A few years later, the business was healthy enough to jump its own quarters on Green Bay, a building on what later became the Wil-Shore Ford property. Sometime in the late 1940s or early 1950s, Jim and John moved next door to their current location, and the store has been there ever since, with one expansion in the 1960s.
Over the years, the Versinos branched out further into sports retail, but they never forsook bicycles. Even during World War II, when metal and rubber went to the war effort and new bicycles were only a dream, Wilmette Bicycle & Sport did a thriving repair business, keeping old bicycles in shape and patching their ragged tires.
In those days, the store was an exclusive dealer for the venerable Schwinn Bicycle company. Today, it sells up to five separate brands, Jim said. Bicycle sales and repair now make up far less of the shop’s total business, perhaps 50 percent in the peak of summer, Jim said.
But bicycles remain front and center — or rather downstairs in a watch-your-head basement — with the Versinos and their customers.
Bikers’ candy store
Bikers, from off-road enthusiasts and coaster-brake neophytes to youngsters just graduating from tricycle to two-wheeler, can come in to Wilmette Bicycle and find what they want.
The same customers will drop by in the autumn to outfit young high school hockey players — the store has equipment to print team jerseys of all sorts. The customers return when spring sports require new equipment for themselves or their sons and daughters.
“The only time we really have to breathe is February, and that’s when we do inventory,” employee Brenda Drehobl joked.
The Versinos freely acknowledge that their business operates in cramped, albeit neat and attractive, quarters. They are happy with their noncomputerized office and records system.
And none of them minds the responsibility of being the boss instead of someone else’s branch manager.
“I have a quote,” Al said. “Love many, trust a few, always paddle your own canoe. It’s worth the work, because no one is controlling you. You’re in control.”
Return to sanity
Al left J.C. Penney’s in 1972 to return to the family business, disgusted with, as he said, “writing reports and knowing that the report would stay on some supervisor’s shelf, and it would be there the next year.”
Jim, who studied accounting, returned to the fold in 1974 when he realized it was “kind of nice to be our own boss.”
Larry, who said his love of sports retail is natural “because I grew up playing all these sports,” joined full-time in 1976.
They’ve successfully navigated the ups and downs of both national and local economies.
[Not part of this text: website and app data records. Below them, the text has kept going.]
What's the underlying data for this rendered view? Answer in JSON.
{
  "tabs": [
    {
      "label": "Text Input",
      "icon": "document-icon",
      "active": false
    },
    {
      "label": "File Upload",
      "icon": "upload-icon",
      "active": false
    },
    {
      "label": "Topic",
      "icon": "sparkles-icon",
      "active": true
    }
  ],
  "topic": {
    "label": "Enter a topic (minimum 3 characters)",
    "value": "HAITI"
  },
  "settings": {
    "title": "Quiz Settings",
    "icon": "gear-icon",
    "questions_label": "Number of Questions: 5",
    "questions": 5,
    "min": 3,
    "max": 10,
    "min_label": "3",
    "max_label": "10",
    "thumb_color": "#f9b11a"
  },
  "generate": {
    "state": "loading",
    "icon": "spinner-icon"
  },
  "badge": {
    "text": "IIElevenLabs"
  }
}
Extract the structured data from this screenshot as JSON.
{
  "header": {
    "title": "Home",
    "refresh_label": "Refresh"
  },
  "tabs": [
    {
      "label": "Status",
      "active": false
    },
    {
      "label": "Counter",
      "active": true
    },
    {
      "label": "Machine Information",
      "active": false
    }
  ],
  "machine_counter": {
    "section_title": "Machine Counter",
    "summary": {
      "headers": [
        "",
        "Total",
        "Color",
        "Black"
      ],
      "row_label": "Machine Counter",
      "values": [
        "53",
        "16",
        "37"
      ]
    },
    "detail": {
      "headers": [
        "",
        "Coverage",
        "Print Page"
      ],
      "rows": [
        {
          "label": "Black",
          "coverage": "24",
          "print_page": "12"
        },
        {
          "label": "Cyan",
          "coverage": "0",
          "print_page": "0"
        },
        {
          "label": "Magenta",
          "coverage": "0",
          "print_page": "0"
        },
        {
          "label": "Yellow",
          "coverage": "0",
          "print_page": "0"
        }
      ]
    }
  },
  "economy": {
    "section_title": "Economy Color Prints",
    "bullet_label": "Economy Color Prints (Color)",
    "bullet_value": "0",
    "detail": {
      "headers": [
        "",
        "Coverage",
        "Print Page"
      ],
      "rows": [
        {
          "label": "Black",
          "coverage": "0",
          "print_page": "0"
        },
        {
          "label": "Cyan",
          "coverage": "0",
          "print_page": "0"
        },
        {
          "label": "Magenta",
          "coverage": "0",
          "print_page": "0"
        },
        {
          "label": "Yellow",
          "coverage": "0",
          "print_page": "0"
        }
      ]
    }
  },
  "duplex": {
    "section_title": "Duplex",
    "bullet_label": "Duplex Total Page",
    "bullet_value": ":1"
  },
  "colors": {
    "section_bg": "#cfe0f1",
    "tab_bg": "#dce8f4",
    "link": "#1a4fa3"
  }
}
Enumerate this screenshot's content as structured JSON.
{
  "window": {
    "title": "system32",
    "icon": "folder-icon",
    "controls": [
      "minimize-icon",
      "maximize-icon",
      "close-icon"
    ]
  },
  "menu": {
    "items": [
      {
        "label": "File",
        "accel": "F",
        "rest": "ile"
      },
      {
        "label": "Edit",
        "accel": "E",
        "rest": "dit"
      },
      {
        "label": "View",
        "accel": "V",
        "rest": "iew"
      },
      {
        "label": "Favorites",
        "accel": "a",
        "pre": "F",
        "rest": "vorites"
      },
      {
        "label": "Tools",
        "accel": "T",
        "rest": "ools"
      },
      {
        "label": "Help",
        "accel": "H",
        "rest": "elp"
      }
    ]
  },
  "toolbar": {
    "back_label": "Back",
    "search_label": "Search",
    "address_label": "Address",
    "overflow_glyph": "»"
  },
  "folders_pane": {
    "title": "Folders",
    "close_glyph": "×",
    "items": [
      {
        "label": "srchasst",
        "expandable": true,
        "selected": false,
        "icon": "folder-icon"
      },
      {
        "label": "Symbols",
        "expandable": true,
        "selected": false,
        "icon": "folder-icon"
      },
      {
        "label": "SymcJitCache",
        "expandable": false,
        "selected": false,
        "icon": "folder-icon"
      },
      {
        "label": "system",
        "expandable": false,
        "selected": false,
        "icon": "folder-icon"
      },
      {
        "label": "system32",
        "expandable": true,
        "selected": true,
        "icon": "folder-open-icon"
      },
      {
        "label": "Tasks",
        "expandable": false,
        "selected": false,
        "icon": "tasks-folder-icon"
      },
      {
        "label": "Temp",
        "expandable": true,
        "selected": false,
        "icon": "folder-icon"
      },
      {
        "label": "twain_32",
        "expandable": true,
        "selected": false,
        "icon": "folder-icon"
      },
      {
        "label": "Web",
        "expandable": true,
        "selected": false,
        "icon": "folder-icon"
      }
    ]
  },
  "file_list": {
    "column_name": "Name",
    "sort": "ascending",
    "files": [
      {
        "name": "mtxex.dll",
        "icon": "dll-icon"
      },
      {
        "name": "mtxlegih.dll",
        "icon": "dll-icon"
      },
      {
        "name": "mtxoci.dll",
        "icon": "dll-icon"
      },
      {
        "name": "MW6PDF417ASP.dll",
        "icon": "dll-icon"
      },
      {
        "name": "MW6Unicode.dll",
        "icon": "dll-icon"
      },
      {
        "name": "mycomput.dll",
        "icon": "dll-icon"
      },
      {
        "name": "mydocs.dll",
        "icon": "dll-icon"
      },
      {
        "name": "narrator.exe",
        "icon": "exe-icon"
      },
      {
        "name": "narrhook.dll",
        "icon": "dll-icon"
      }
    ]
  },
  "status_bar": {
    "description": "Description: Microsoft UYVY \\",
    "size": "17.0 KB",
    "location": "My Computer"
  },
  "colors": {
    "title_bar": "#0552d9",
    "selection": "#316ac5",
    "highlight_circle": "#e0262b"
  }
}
Larry said the store’s tiny parking lot, just off Wilmette Avenue, “is our treasure,” one that kept customers coming back in recent years when both Wilmette Avenue and Green Bay Road were torn up.
“It’s like the real estate people say, it’s all location,” Al said. “This is a good place to be, and we’re glad to be here.”